BioMarin’s haemophilia A gene therapy gets US approval


The FDA has approved BioMarin Pharma’s Roctavian as the first gene therapy for haemophilia A, giving patients an alternative to regular injections of blood clotting factors or antibody therapies for the first time.

The US decision comes almost a year after Roctavian (valoctocogene roxaparvovec) was cleared in Europe, and after BioMarin’s first attempt to file for approval of the therapy in 2020 was turned down by the FDA, with a request for more data.

The approved indication in the US is the treatment of adults with severe haemophilia A without pre-existing antibodies to the AAV subtype 5 viral vector used to deliver the gene therapy, detected by an FDA-approved test.

BioMarin has priced the one-off therapy at $2.9 million, higher than the €1.5 million ($1.6 million) net price it has set in the EU, after any discounts that it may offer or outcomes-based agreements, but lower than the $3.5m price tag for CSL’s recently-approved haemophilia B therapy Hemgenix (etranacogene dezaparvovec).

However, a recent assessment by the Institute for Clinical and Economic Review (ICER) suggested that Roctavian would only be cost-effective in the US if its price was $1.9 million or lower.

The company has said the price reflects the annual cost of current therapies for haemophilia A, either factor VIII replacement therapies or antibody therapies like Roche's big-selling antibody Hemlibra (emicizumab), which both require regular injections and can cost hundreds of thousands of dollars per year.

It has also promised to provide a warranty scheme for healthcare payers, with reimbursement of the cost of the therapy up to the full amount paid if a patient stops responding to Roctavian within four years of the treatment.

At the moment, the durability of its effect isn’t known, with patients treated in studies followed up between 66 weeks and around five years, and the FDA statement on the approval acknowledges that responses “may decrease over time.”

A recent update from the main GENEr8-1 study of Roctavian found that at three years the average annualised bleed rate was reduced by 80% from baseline, while factor VIII usage fell 94%. BioMarin has said it will continue to follow patients for 15 years.

The FDA’s assessment of annualised bleeds is different, with its analysis pointing to a 52% reduction from 5.4 to 2.6 per year, which corrects for concomitant factor VIII prophylaxis. It agrees with the cut in clotting factor replacement use, however, which is the biggest driver of healthcare costs in haemophilia A.

With approval in place, attention will now switch to the take-up of the gene therapy and that isn’t expected to be rapid, given that multiple treatment options are already available to patients.

Rollout in Europe is always sluggish, due to the need to negotiate pricing with national authorities, and it was several months before BioMarin secured its first deal – in Germany – with an insurer in the EU. So far, it still hasn’t been launched in any European market.

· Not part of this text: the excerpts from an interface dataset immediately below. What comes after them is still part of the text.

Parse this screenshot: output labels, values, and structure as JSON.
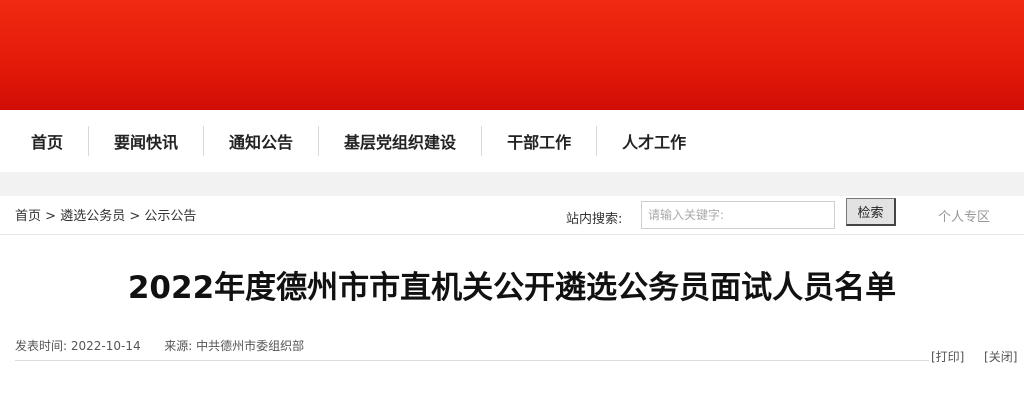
{
  "colors": {
    "banner": "#e51b0a",
    "page_bg": "#ffffff",
    "band": "#f2f2f2"
  },
  "nav": {
    "items": [
      {
        "label": "首页"
      },
      {
        "label": "要闻快讯"
      },
      {
        "label": "通知公告"
      },
      {
        "label": "基层党组织建设"
      },
      {
        "label": "干部工作"
      },
      {
        "label": "人才工作"
      }
    ]
  },
  "breadcrumb": {
    "items": [
      "首页",
      "遴选公务员",
      "公示公告"
    ],
    "separator": ">"
  },
  "search": {
    "label": "站内搜索:",
    "placeholder": "请输入关键字:",
    "button": "检索"
  },
  "personal_link": "个人专区",
  "article": {
    "title": "2022年度德州市市直机关公开遴选公务员面试人员名单",
    "published_label": "发表时间:",
    "published_date": "2022-10-14",
    "source_label": "来源:",
    "source": "中共德州市委组织部",
    "print": "[打印]",
    "close": "[关闭]"
  }
}
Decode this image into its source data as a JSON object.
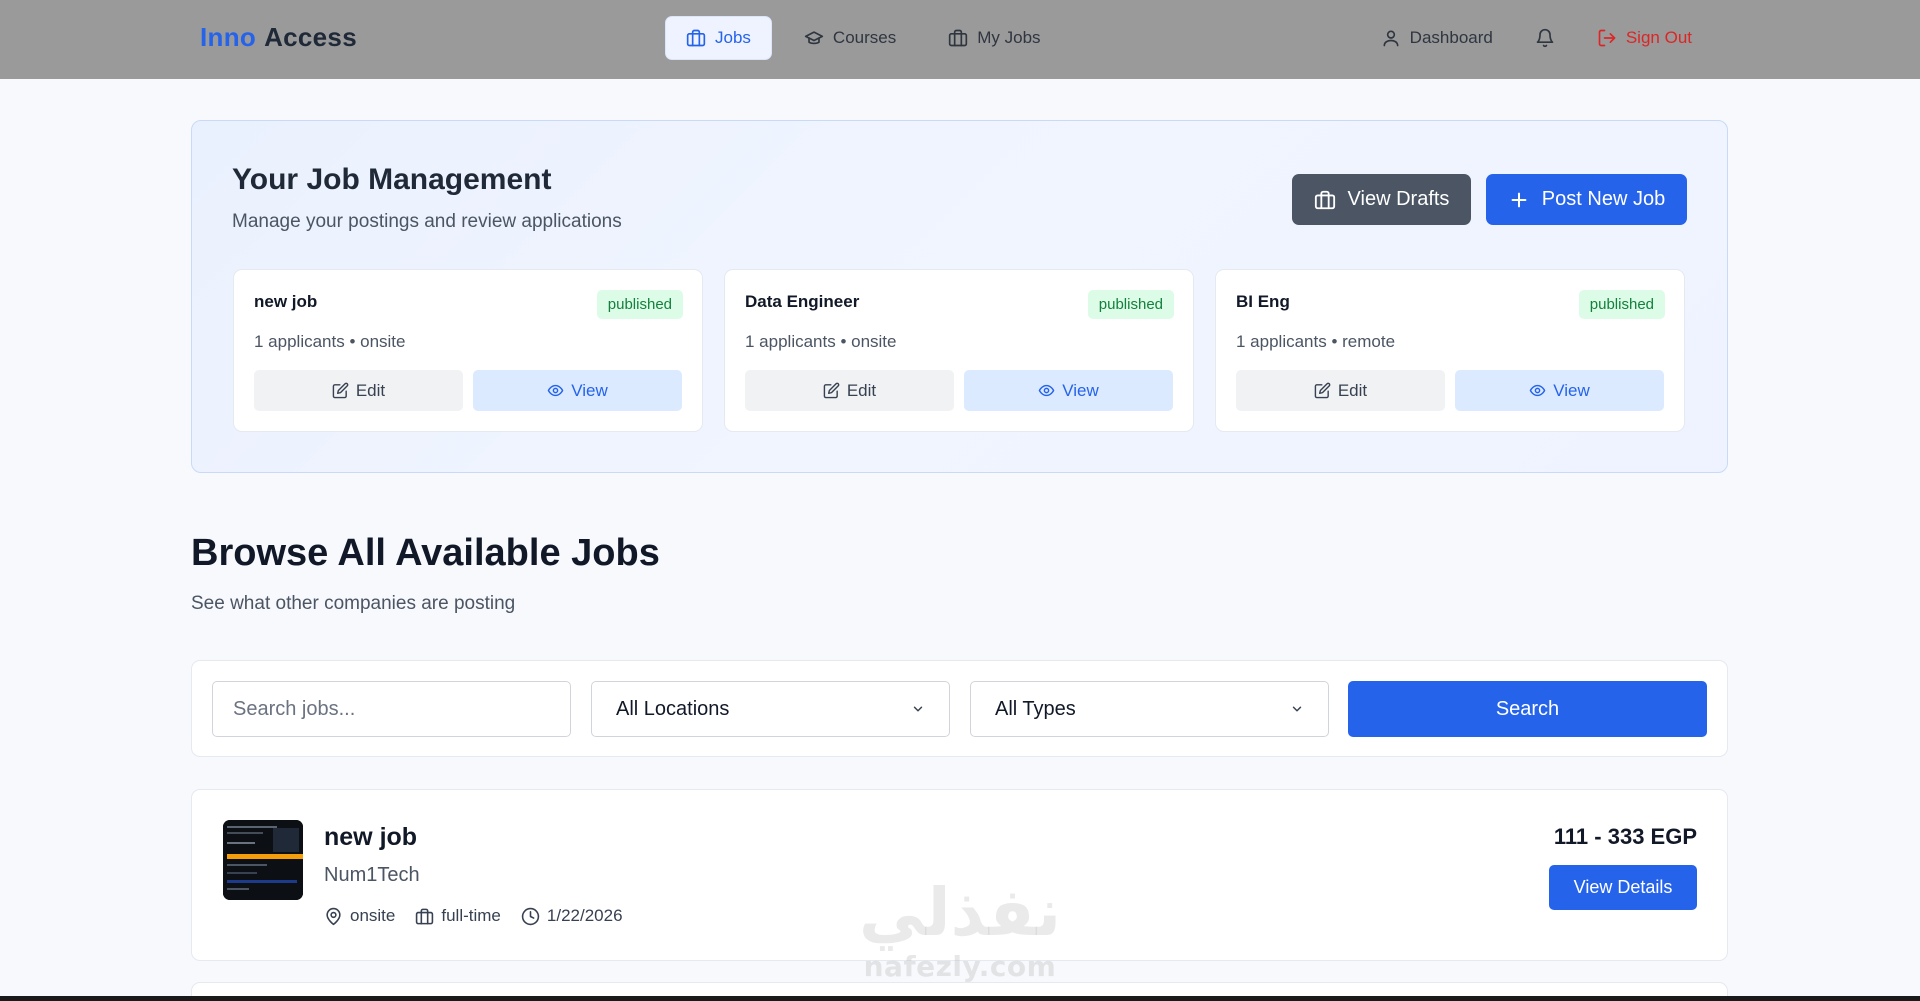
{
  "brand": {
    "part1": "Inno",
    "part2": "Access"
  },
  "nav": {
    "center": [
      {
        "label": "Jobs",
        "icon": "briefcase-icon",
        "active": true
      },
      {
        "label": "Courses",
        "icon": "graduation-cap-icon",
        "active": false
      },
      {
        "label": "My Jobs",
        "icon": "briefcase-icon",
        "active": false
      }
    ],
    "dashboard": "Dashboard",
    "signout": "Sign Out"
  },
  "management": {
    "title": "Your Job Management",
    "subtitle": "Manage your postings and review applications",
    "view_drafts": "View Drafts",
    "post_new": "Post New Job",
    "cards": [
      {
        "title": "new job",
        "status": "published",
        "meta": "1 applicants • onsite",
        "edit": "Edit",
        "view": "View"
      },
      {
        "title": "Data Engineer",
        "status": "published",
        "meta": "1 applicants • onsite",
        "edit": "Edit",
        "view": "View"
      },
      {
        "title": "BI Eng",
        "status": "published",
        "meta": "1 applicants • remote",
        "edit": "Edit",
        "view": "View"
      }
    ]
  },
  "browse": {
    "title": "Browse All Available Jobs",
    "subtitle": "See what other companies are posting"
  },
  "filters": {
    "search_placeholder": "Search jobs...",
    "location": "All Locations",
    "type": "All Types",
    "search_button": "Search"
  },
  "listings": [
    {
      "title": "new job",
      "company": "Num1Tech",
      "location": "onsite",
      "type": "full-time",
      "date": "1/22/2026",
      "salary": "111 - 333 EGP",
      "details": "View Details"
    }
  ],
  "watermark": {
    "arabic": "نفذلي",
    "latin": "nafezly.com"
  },
  "colors": {
    "primary": "#2563eb",
    "success_bg": "#dcfce7",
    "success_text": "#15803d",
    "danger": "#dc2626",
    "topbar": "#9a9a9a"
  }
}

In April, the company pegged back its forecasts for sales of the gene therapy to between $50 million and $150 million from an earlier estimate of $100 million to $200 million.

BioMarin estimates that about 6,500 adults have severe haemophilia A in the US, of whom around 2,500 could be eligible for Roctavian.